NWFP Health Minister Inayatullah Khan presided over the event, while Liaquat Ahmad Khan, president of the Sarhad Chamber of Commerce and Industry, Dr Noor Ahmad Khan of the MI, Naeem Butt of the PFMA and some Afghan government officials were present on the occasion.

Giving details about the project, Dr Noor Ahmad Khan said the Canadian government had provided a grant of Rs42 million for different initiatives to overcome micronutrient malnutrition in Afghanistan.

He said the project entitled the “Commercial Wheat Flour Fortification Project in Pakistan for the Wheat Flour Exported to Afghanistan” was one of the initiatives through which about 124,486 metric tons of flour would be fortified with iron and folic acid. He said this would benefit 113,169 people per month inside Afghanistan.

He said approximately 46,000 metric tons of flour were exported every month to Afghanistan from Pakistan, mostly from the NWFP.

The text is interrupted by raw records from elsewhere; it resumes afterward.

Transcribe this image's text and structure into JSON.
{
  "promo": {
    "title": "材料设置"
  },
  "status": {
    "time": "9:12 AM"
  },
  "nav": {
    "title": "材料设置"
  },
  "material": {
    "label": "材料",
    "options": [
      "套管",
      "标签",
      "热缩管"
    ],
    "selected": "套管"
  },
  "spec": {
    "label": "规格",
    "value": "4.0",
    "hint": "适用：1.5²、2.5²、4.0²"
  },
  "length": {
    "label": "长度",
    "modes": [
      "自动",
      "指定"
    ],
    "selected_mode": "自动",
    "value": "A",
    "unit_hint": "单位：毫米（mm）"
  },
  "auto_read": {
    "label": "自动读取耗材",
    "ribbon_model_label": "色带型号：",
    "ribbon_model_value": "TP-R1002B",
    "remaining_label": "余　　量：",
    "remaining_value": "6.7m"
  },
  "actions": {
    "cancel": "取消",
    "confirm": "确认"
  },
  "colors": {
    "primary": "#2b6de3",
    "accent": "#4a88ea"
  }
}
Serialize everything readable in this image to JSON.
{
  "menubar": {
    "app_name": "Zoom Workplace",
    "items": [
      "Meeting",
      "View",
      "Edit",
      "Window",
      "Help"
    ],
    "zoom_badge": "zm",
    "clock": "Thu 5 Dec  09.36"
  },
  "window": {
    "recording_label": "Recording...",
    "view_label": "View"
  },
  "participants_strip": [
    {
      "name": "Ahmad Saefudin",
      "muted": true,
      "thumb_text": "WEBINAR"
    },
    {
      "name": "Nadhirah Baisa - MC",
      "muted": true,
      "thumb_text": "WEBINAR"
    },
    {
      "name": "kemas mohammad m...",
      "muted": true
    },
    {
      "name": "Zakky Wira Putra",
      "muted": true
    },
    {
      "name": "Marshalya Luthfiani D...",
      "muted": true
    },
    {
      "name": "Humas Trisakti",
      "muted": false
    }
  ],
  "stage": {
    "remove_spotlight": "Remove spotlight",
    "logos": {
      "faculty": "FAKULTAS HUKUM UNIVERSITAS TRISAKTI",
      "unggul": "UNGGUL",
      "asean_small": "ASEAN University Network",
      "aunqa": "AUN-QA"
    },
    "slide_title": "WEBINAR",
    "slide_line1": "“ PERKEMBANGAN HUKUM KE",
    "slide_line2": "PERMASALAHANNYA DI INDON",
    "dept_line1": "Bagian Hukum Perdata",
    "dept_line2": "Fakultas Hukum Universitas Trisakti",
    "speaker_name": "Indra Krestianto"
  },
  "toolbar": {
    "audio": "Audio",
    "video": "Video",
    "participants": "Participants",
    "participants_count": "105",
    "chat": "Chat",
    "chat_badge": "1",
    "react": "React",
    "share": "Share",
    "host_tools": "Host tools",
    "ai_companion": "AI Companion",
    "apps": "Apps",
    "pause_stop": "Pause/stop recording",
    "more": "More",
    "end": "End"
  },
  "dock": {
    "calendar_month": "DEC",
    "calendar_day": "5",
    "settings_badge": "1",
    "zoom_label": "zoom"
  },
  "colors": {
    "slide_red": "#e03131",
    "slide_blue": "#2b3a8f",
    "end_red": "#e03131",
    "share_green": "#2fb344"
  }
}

He said the MI would support the project by providing micro-feeders and premix to about six mills in the NWFP, which would start wheat flour fortification within two days.

He said the premix would be provided to the mills free of cost on a bi-monthly basis with the understanding that after the withdrawal of assistance from the project the flour mills continued flour fortification through their own resources.

Dr Ahmad was of the view that micronutrient malnutrition was a major problem in Afghanistan, which has a high maternal mortality rate.

He said that micronutrient deficiencies, especially Iron Deficiency Anaemia (IDA), were a major contributor to deaths and diseases, particularly among women and children.

He said that micronutrient deficiencies badly affect the physical and mental abilities of the Afghan people, especially women during the child-bearing age and children who have already been impaired by poverty and war in the last three decades.

Dr Ahmad said the project would help the Afghan government in tackling IDA through a cost-effective solution like wheat fortification, wheat being the staple food of the Afghan population.

Provincial Health Minister Inayatullah Khan welcomed the move and hoped that it would help in preventing many diseases in Afghanistan. He asked the project managers to create awareness among producers and consumers alike about the importance of fortified wheat flour.